> _The problem_: Please give all of the data again, character for character, and drop the pictures.

> _Excerpted data_:
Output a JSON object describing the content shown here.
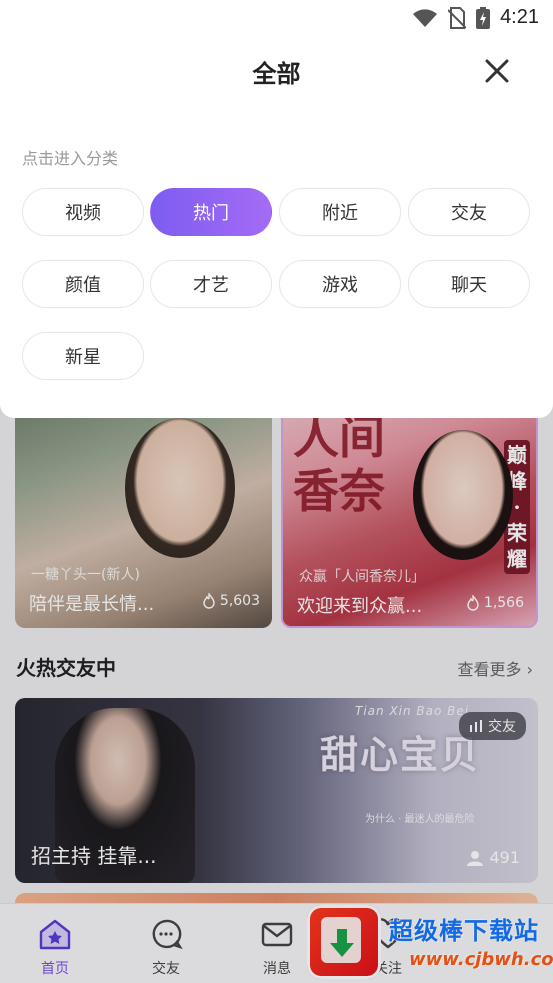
{
  "status_bar": {
    "time": "4:21"
  },
  "sheet": {
    "title": "全部",
    "hint": "点击进入分类",
    "categories": [
      {
        "label": "视频",
        "selected": false
      },
      {
        "label": "热门",
        "selected": true
      },
      {
        "label": "附近",
        "selected": false
      },
      {
        "label": "交友",
        "selected": false
      },
      {
        "label": "颜值",
        "selected": false
      },
      {
        "label": "才艺",
        "selected": false
      },
      {
        "label": "游戏",
        "selected": false
      },
      {
        "label": "聊天",
        "selected": false
      },
      {
        "label": "新星",
        "selected": false
      }
    ]
  },
  "feed": {
    "cards": [
      {
        "subtitle": "一糖丫头一(新人)",
        "title": "陪伴是最长情...",
        "count": "5,603"
      },
      {
        "subtitle": "众赢「人间香奈儿」",
        "title": "欢迎来到众赢...",
        "count": "1,566",
        "poster_text": "人间香奈",
        "side_text": "巅峰·荣耀"
      }
    ],
    "section": {
      "title": "火热交友中",
      "more": "查看更多"
    },
    "live": {
      "tag": "交友",
      "title": "招主持 挂靠...",
      "viewers": "491",
      "poster_title": "甜心宝贝",
      "poster_script": "Tian Xin Bao Bei",
      "poster_caption": "为什么 · 最迷人的最危险"
    }
  },
  "bottom_nav": [
    {
      "label": "首页",
      "icon": "home-icon",
      "active": true
    },
    {
      "label": "交友",
      "icon": "chat-bubble-icon",
      "active": false
    },
    {
      "label": "消息",
      "icon": "mail-icon",
      "active": false
    },
    {
      "label": "关注",
      "icon": "heart-icon",
      "active": false
    }
  ],
  "watermark": {
    "title": "超级棒下载站",
    "url": "www.cjbwh.com"
  },
  "colors": {
    "accent": "#7d5cf1",
    "accent_end": "#a46cf5",
    "hint": "#999999"
  }
}
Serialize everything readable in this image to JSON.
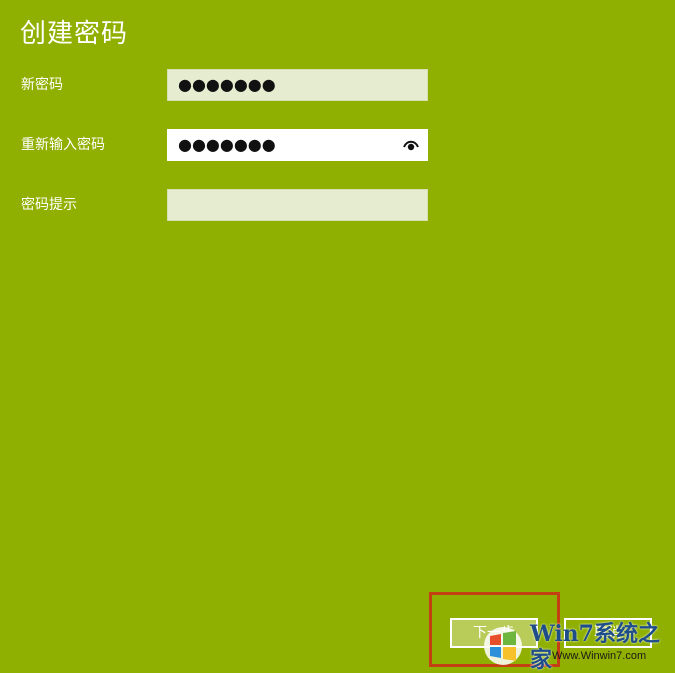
{
  "page": {
    "title": "创建密码",
    "background_color": "#8fb000"
  },
  "form": {
    "new_password": {
      "label": "新密码",
      "value": "●●●●●●●"
    },
    "confirm_password": {
      "label": "重新输入密码",
      "value": "●●●●●●●",
      "reveal_icon": "eye-icon"
    },
    "password_hint": {
      "label": "密码提示",
      "value": ""
    }
  },
  "buttons": {
    "next_label": "下一步",
    "cancel_label": "取消"
  },
  "annotation": {
    "highlight_color": "#c43f12"
  },
  "watermark": {
    "brand": "Win7系统之家",
    "url": "Www.Winwin7.com"
  }
}
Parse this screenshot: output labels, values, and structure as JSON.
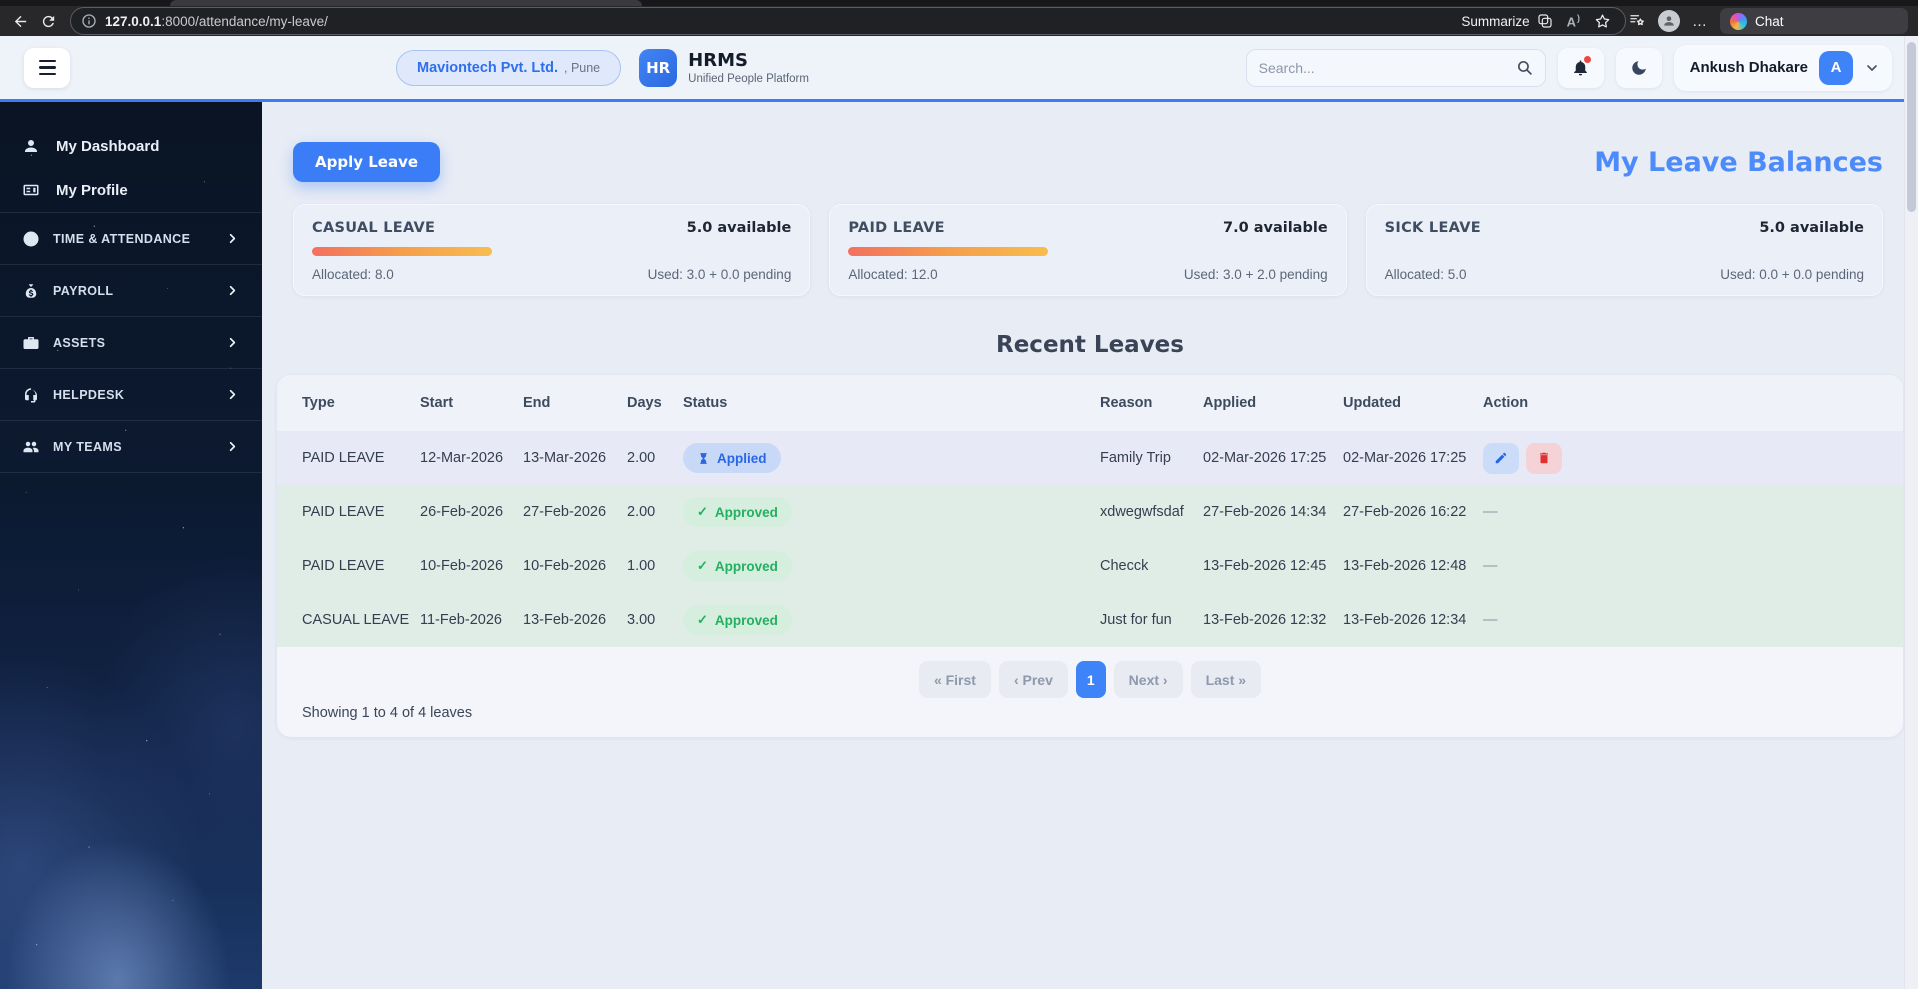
{
  "browser": {
    "url_host": "127.0.0.1",
    "url_path": ":8000/attendance/my-leave/",
    "summarize_label": "Summarize",
    "read_aloud_label": "A",
    "more_label": "…",
    "chat_label": "Chat"
  },
  "header": {
    "company_name": "Maviontech Pvt. Ltd.",
    "company_city": ", Pune",
    "logo_text": "HR",
    "app_name": "HRMS",
    "app_tagline": "Unified People Platform",
    "search_placeholder": "Search...",
    "user_name": "Ankush Dhakare",
    "user_initial": "A"
  },
  "sidebar": {
    "items": [
      {
        "label": "My Dashboard",
        "icon": "user-icon"
      },
      {
        "label": "My Profile",
        "icon": "id-card-icon"
      },
      {
        "label": "TIME & ATTENDANCE",
        "icon": "clock-icon"
      },
      {
        "label": "PAYROLL",
        "icon": "money-bag-icon"
      },
      {
        "label": "ASSETS",
        "icon": "briefcase-icon"
      },
      {
        "label": "HELPDESK",
        "icon": "headset-icon"
      },
      {
        "label": "MY TEAMS",
        "icon": "team-icon"
      }
    ]
  },
  "main": {
    "apply_leave_label": "Apply Leave",
    "balances_title": "My Leave Balances",
    "balance_cards": [
      {
        "type": "CASUAL LEAVE",
        "available": "5.0 available",
        "allocated": "Allocated: 8.0",
        "used": "Used: 3.0 + 0.0 pending",
        "used_pct": 37.5
      },
      {
        "type": "PAID LEAVE",
        "available": "7.0 available",
        "allocated": "Allocated: 12.0",
        "used": "Used: 3.0 + 2.0 pending",
        "used_pct": 41.7
      },
      {
        "type": "SICK LEAVE",
        "available": "5.0 available",
        "allocated": "Allocated: 5.0",
        "used": "Used: 0.0 + 0.0 pending",
        "used_pct": 0
      }
    ],
    "recent_title": "Recent Leaves",
    "table": {
      "headers": [
        "Type",
        "Start",
        "End",
        "Days",
        "Status",
        "Reason",
        "Applied",
        "Updated",
        "Action"
      ],
      "rows": [
        {
          "type": "PAID LEAVE",
          "start": "12-Mar-2026",
          "end": "13-Mar-2026",
          "days": "2.00",
          "status": "Applied",
          "reason": "Family Trip",
          "applied": "02-Mar-2026 17:25",
          "updated": "02-Mar-2026 17:25",
          "action": ""
        },
        {
          "type": "PAID LEAVE",
          "start": "26-Feb-2026",
          "end": "27-Feb-2026",
          "days": "2.00",
          "status": "Approved",
          "reason": "xdwegwfsdaf",
          "applied": "27-Feb-2026 14:34",
          "updated": "27-Feb-2026 16:22",
          "action": "—"
        },
        {
          "type": "PAID LEAVE",
          "start": "10-Feb-2026",
          "end": "10-Feb-2026",
          "days": "1.00",
          "status": "Approved",
          "reason": "Checck",
          "applied": "13-Feb-2026 12:45",
          "updated": "13-Feb-2026 12:48",
          "action": "—"
        },
        {
          "type": "CASUAL LEAVE",
          "start": "11-Feb-2026",
          "end": "13-Feb-2026",
          "days": "3.00",
          "status": "Approved",
          "reason": "Just for fun",
          "applied": "13-Feb-2026 12:32",
          "updated": "13-Feb-2026 12:34",
          "action": "—"
        }
      ]
    },
    "pagination": {
      "first": "« First",
      "prev": "‹ Prev",
      "page": "1",
      "next": "Next ›",
      "last": "Last »"
    },
    "showing_text": "Showing 1 to 4 of 4 leaves"
  },
  "icons": {
    "search": "magnifier",
    "bell": "bell",
    "moon": "crescent",
    "check": "✓",
    "hourglass": "⧖",
    "edit": "pencil",
    "delete": "trash",
    "chevron_right": "›",
    "chevron_down": "⌄",
    "back": "←",
    "refresh": "⟳",
    "info": "ⓘ",
    "star": "☆",
    "ellipsis": "…"
  },
  "colors": {
    "accent_blue": "#3b7df7",
    "title_blue": "#4d8afa",
    "approved_green": "#23b061",
    "applied_blue": "#2a66e8",
    "delete_red": "#e03131",
    "bar_gradient_start": "#f4705f",
    "bar_gradient_end": "#f8bd4e"
  }
}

> _Solved exercise_:
Output a JSON object describing the content shown here.
{
  "status_bar": {
    "time": "4:21"
  },
  "sheet": {
    "title": "全部",
    "hint": "点击进入分类",
    "categories": [
      {
        "label": "视频",
        "selected": false
      },
      {
        "label": "热门",
        "selected": true
      },
      {
        "label": "附近",
        "selected": false
      },
      {
        "label": "交友",
        "selected": false
      },
      {
        "label": "颜值",
        "selected": false
      },
      {
        "label": "才艺",
        "selected": false
      },
      {
        "label": "游戏",
        "selected": false
      },
      {
        "label": "聊天",
        "selected": false
      },
      {
        "label": "新星",
        "selected": false
      }
    ]
  },
  "feed": {
    "cards": [
      {
        "subtitle": "一糖丫头一(新人)",
        "title": "陪伴是最长情...",
        "count": "5,603"
      },
      {
        "subtitle": "众赢「人间香奈儿」",
        "title": "欢迎来到众赢...",
        "count": "1,566",
        "poster_text": "人间香奈",
        "side_text": "巅峰·荣耀"
      }
    ],
    "section": {
      "title": "火热交友中",
      "more": "查看更多"
    },
    "live": {
      "tag": "交友",
      "title": "招主持 挂靠...",
      "viewers": "491",
      "poster_title": "甜心宝贝",
      "poster_script": "Tian Xin Bao Bei",
      "poster_caption": "为什么 · 最迷人的最危险"
    }
  },
  "bottom_nav": [
    {
      "label": "首页",
      "icon": "home-icon",
      "active": true
    },
    {
      "label": "交友",
      "icon": "chat-bubble-icon",
      "active": false
    },
    {
      "label": "消息",
      "icon": "mail-icon",
      "active": false
    },
    {
      "label": "关注",
      "icon": "heart-icon",
      "active": false
    }
  ],
  "watermark": {
    "title": "超级棒下载站",
    "url": "www.cjbwh.com"
  },
  "colors": {
    "accent": "#7d5cf1",
    "accent_end": "#a46cf5",
    "hint": "#999999"
  }
}
Serialize everything readable in this image to JSON.
{
  "page": {
    "title": "创建密码",
    "background_color": "#8fb000"
  },
  "form": {
    "new_password": {
      "label": "新密码",
      "value": "●●●●●●●"
    },
    "confirm_password": {
      "label": "重新输入密码",
      "value": "●●●●●●●",
      "reveal_icon": "eye-icon"
    },
    "password_hint": {
      "label": "密码提示",
      "value": ""
    }
  },
  "buttons": {
    "next_label": "下一步",
    "cancel_label": "取消"
  },
  "annotation": {
    "highlight_color": "#c43f12"
  },
  "watermark": {
    "brand": "Win7系统之家",
    "url": "Www.Winwin7.com"
  }
}
Parse this screenshot: output labels, values, and structure as JSON.
{
  "browser": {
    "url_host": "127.0.0.1",
    "url_path": ":8000/attendance/my-leave/",
    "summarize_label": "Summarize",
    "read_aloud_label": "A",
    "more_label": "…",
    "chat_label": "Chat"
  },
  "header": {
    "company_name": "Maviontech Pvt. Ltd.",
    "company_city": ", Pune",
    "logo_text": "HR",
    "app_name": "HRMS",
    "app_tagline": "Unified People Platform",
    "search_placeholder": "Search...",
    "user_name": "Ankush Dhakare",
    "user_initial": "A"
  },
  "sidebar": {
    "items": [
      {
        "label": "My Dashboard",
        "icon": "user-icon"
      },
      {
        "label": "My Profile",
        "icon": "id-card-icon"
      },
      {
        "label": "TIME & ATTENDANCE",
        "icon": "clock-icon"
      },
      {
        "label": "PAYROLL",
        "icon": "money-bag-icon"
      },
      {
        "label": "ASSETS",
        "icon": "briefcase-icon"
      },
      {
        "label": "HELPDESK",
        "icon": "headset-icon"
      },
      {
        "label": "MY TEAMS",
        "icon": "team-icon"
      }
    ]
  },
  "main": {
    "apply_leave_label": "Apply Leave",
    "balances_title": "My Leave Balances",
    "balance_cards": [
      {
        "type": "CASUAL LEAVE",
        "available": "5.0 available",
        "allocated": "Allocated: 8.0",
        "used": "Used: 3.0 + 0.0 pending",
        "used_pct": 37.5
      },
      {
        "type": "PAID LEAVE",
        "available": "7.0 available",
        "allocated": "Allocated: 12.0",
        "used": "Used: 3.0 + 2.0 pending",
        "used_pct": 41.7
      },
      {
        "type": "SICK LEAVE",
        "available": "5.0 available",
        "allocated": "Allocated: 5.0",
        "used": "Used: 0.0 + 0.0 pending",
        "used_pct": 0
      }
    ],
    "recent_title": "Recent Leaves",
    "table": {
      "headers": [
        "Type",
        "Start",
        "End",
        "Days",
        "Status",
        "Reason",
        "Applied",
        "Updated",
        "Action"
      ],
      "rows": [
        {
          "type": "PAID LEAVE",
          "start": "12-Mar-2026",
          "end": "13-Mar-2026",
          "days": "2.00",
          "status": "Applied",
          "reason": "Family Trip",
          "applied": "02-Mar-2026 17:25",
          "updated": "02-Mar-2026 17:25",
          "action": ""
        },
        {
          "type": "PAID LEAVE",
          "start": "26-Feb-2026",
          "end": "27-Feb-2026",
          "days": "2.00",
          "status": "Approved",
          "reason": "xdwegwfsdaf",
          "applied": "27-Feb-2026 14:34",
          "updated": "27-Feb-2026 16:22",
          "action": "—"
        },
        {
          "type": "PAID LEAVE",
          "start": "10-Feb-2026",
          "end": "10-Feb-2026",
          "days": "1.00",
          "status": "Approved",
          "reason": "Checck",
          "applied": "13-Feb-2026 12:45",
          "updated": "13-Feb-2026 12:48",
          "action": "—"
        },
        {
          "type": "CASUAL LEAVE",
          "start": "11-Feb-2026",
          "end": "13-Feb-2026",
          "days": "3.00",
          "status": "Approved",
          "reason": "Just for fun",
          "applied": "13-Feb-2026 12:32",
          "updated": "13-Feb-2026 12:34",
          "action": "—"
        }
      ]
    },
    "pagination": {
      "first": "« First",
      "prev": "‹ Prev",
      "page": "1",
      "next": "Next ›",
      "last": "Last »"
    },
    "showing_text": "Showing 1 to 4 of 4 leaves"
  },
  "icons": {
    "search": "magnifier",
    "bell": "bell",
    "moon": "crescent",
    "check": "✓",
    "hourglass": "⧖",
    "edit": "pencil",
    "delete": "trash",
    "chevron_right": "›",
    "chevron_down": "⌄",
    "back": "←",
    "refresh": "⟳",
    "info": "ⓘ",
    "star": "☆",
    "ellipsis": "…"
  },
  "colors": {
    "accent_blue": "#3b7df7",
    "title_blue": "#4d8afa",
    "approved_green": "#23b061",
    "applied_blue": "#2a66e8",
    "delete_red": "#e03131",
    "bar_gradient_start": "#f4705f",
    "bar_gradient_end": "#f8bd4e"
  }
}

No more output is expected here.